Joe Utichi contributes to Deadline’s UK coverage.
UPDATE, 6 PM: Trust in the BBC could be irreparably shaken by its actions and inaction surrounding sexual abuse allegations against former host Jimmy Savile, tonight’s report on the BBC investigative series Panorama suggests. As previously detailed, the special report presented new evidence questioning the reasons behind the cancellation of the network’s Newsnight investigation into the late presenter last year. It also interviewed former BBC staff present during Savile’s career on BBC radio and television who spoke of an accepted attitude of rumor and innuendo that left the presenter unchallenged on sex abuse allegations during his life. The BBC must operate with complete transparency to avoid further damage to its reputation, which puts it in an unusual position as its own news programs report on the unfolding scandal. “This Panorama is the BBC at its best,” tweeted radio presenter Iain Dale. “Shame it also reveals the BBC at its very worst.”
PREVIOUS, 5:55 AM: It’s turning into the biggest media scandal to hit Britain since the phone-hacking brouhaha broke wide open last year. Last week, and spurred on by an ITV documentary that aired this month, police said they had identified 400 lines of inquiry and 200 potential victims as part of a formal criminal investigation into alleged sexual abuse of minors by late BBC host Jimmy Savile and others. Today, BBC Newsnight editor Peter Rippon became the first executive to step aside over the corporation’s handling of the situation. Rippon’s suspension comes ahead of a potentially damning report to air tonight on Panorama, another BBC investigative series, about his decision to kill a Newsnight piece on Savile last year.
Related: UK Police Says BBC Can Start Review Of Jimmy Savile Sex Abuse Scandal
In 2011, Newsnight had been working on a report with what Rippon and BBC director general George Entwistle have maintained was an editorial brief to find failings with prosecutors’ earlier handling of the complaints against Savile. The pair has said the show didn’t meet its goal and was shelved. But the BBC today says Rippon’s explanation about why he spiked the report last December was “inaccurate or incomplete in some respects.” Newsnight journalist Liz MacKean tells Panorama in tonight’s report that the focus was on the Savile allegations themselves. “The story we were investigating was very clear cut. It was about Jimmy Savile being a pedophile,” she says, according to the BBC. Show editor Meirion Jones also warned Rippon of his concerns, “I was sure the story would come out one way or another and the BBC would be accused of a cover-up.” The BBC’s foreign editor John Simpson describes the scandal as “The worst crisis that I can remember in my nearly 50 years at the BBC.”
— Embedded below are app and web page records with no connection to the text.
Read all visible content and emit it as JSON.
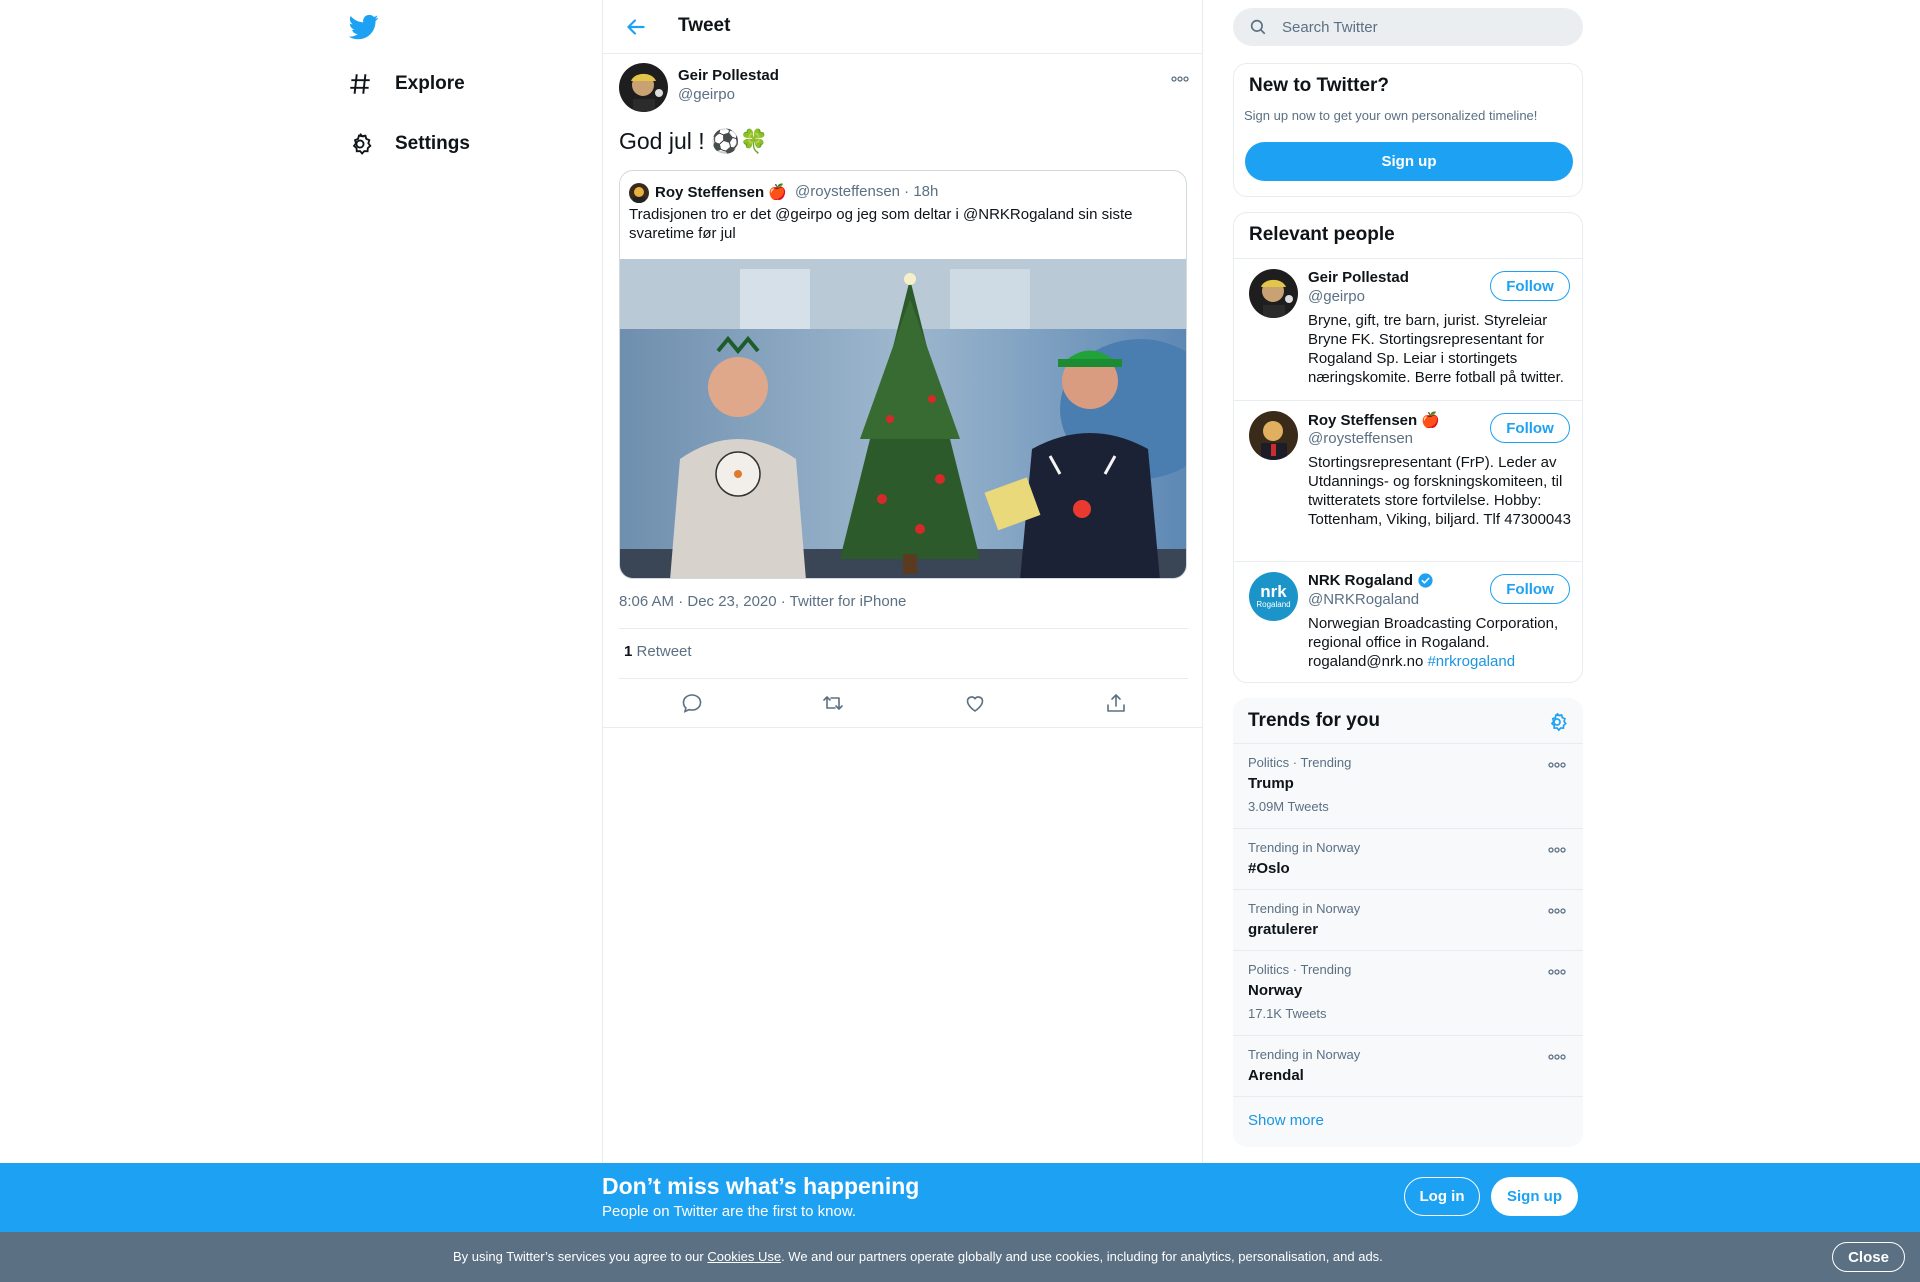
{
  "nav": {
    "logo_icon": "twitter-bird-icon",
    "items": [
      {
        "label": "Explore",
        "icon": "hashtag-icon"
      },
      {
        "label": "Settings",
        "icon": "gear-icon"
      }
    ]
  },
  "header": {
    "title": "Tweet"
  },
  "tweet": {
    "author_name": "Geir Pollestad",
    "author_handle": "@geirpo",
    "text": "God jul ! ⚽️🍀",
    "quoted": {
      "name": "Roy Steffensen",
      "name_emoji": "🍎",
      "handle_time": "@roysteffensen · 18h",
      "text": "Tradisjonen tro er det @geirpo og jeg som deltar i @NRKRogaland sin siste svaretime før jul"
    },
    "meta": "8:06 AM · Dec 23, 2020 · Twitter for iPhone",
    "retweet_count": "1",
    "retweet_label": "Retweet",
    "actions": [
      "reply-icon",
      "retweet-icon",
      "like-icon",
      "share-icon"
    ]
  },
  "search": {
    "placeholder": "Search Twitter"
  },
  "new_to_twitter": {
    "title": "New to Twitter?",
    "subtitle": "Sign up now to get your own personalized timeline!",
    "button": "Sign up"
  },
  "relevant_people": {
    "title": "Relevant people",
    "follow_label": "Follow",
    "people": [
      {
        "name": "Geir Pollestad",
        "handle": "@geirpo",
        "bio": "Bryne, gift, tre barn, jurist. Styreleiar Bryne FK. Stortingsrepresentant for Rogaland Sp. Leiar i stortingets næringskomite. Berre fotball på twitter."
      },
      {
        "name": "Roy Steffensen",
        "name_emoji": "🍎",
        "handle": "@roysteffensen",
        "bio": "Stortingsrepresentant (FrP). Leder av Utdannings- og forskningskomiteen, til twitteratets store fortvilelse. Hobby: Tottenham, Viking, biljard. Tlf 47300043"
      },
      {
        "name": "NRK Rogaland",
        "verified": true,
        "handle": "@NRKRogaland",
        "bio": "Norwegian Broadcasting Corporation, regional office in Rogaland. rogaland@nrk.no ",
        "bio_link": "#nrkrogaland",
        "avatar_text": "nrk",
        "avatar_sub": "Rogaland"
      }
    ]
  },
  "trends": {
    "title": "Trends for you",
    "items": [
      {
        "context": "Politics · Trending",
        "name": "Trump",
        "count": "3.09M Tweets"
      },
      {
        "context": "Trending in Norway",
        "name": "#Oslo",
        "count": ""
      },
      {
        "context": "Trending in Norway",
        "name": "gratulerer",
        "count": ""
      },
      {
        "context": "Politics · Trending",
        "name": "Norway",
        "count": "17.1K Tweets"
      },
      {
        "context": "Trending in Norway",
        "name": "Arendal",
        "count": ""
      }
    ],
    "show_more": "Show more"
  },
  "banner": {
    "title": "Don’t miss what’s happening",
    "subtitle": "People on Twitter are the first to know.",
    "login": "Log in",
    "signup": "Sign up"
  },
  "cookie": {
    "before": "By using Twitter’s services you agree to our ",
    "link": "Cookies Use",
    "after": ". We and our partners operate globally and use cookies, including for analytics, personalisation, and ads.",
    "close": "Close"
  },
  "colors": {
    "accent": "#1da1f2",
    "cookie_bg": "#5b7083",
    "border": "#e6ecf0"
  }
}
Tonight’s episode of Panorama will place scrutiny on the company, and especially Entwistle. The report is understood to have been rushed to the finish, so it could air ahead of Entwistle’s appearance before a select committee of Parliament tomorrow morning. The committee’s chairman told The Telegraph there were “huge questions to be answered” about the BBC’s decision not to broadcast Newsnight‘s Savile revelations. The Panorama piece reportedly includes suggestions that Rippon was subject to pressure from BBC bosses to ditch the investigation so Savile tribute shows could air at Christmastime without controversy. Savile, who had hosted Top Of The Pops and wish-granting show Jim’ll Fix It, had passed away just a few months earlier.
Entwistle has been in the director general post for a little more than a month, but his response to the growing scandal has been inconsistent. He insisted there’d be no inquiry into the allegations until the Metropolitan police had finished their criminal investigation. In a 180, he subsequently announced two inquiries — one into the allegations themselves and the culture at the BBC during Savile’s reign, and another into the cancelled Newsnight piece. Along with BBC news director Helen Boaden and Rippon, he refused to be interviewed by the Panorama team. Heads will have to roll if it’s proved the decision to kill the Newsnight show was not editorial. Former director general Greg Dyke said that no senior executive could survive being directly implicated in such a cover-up.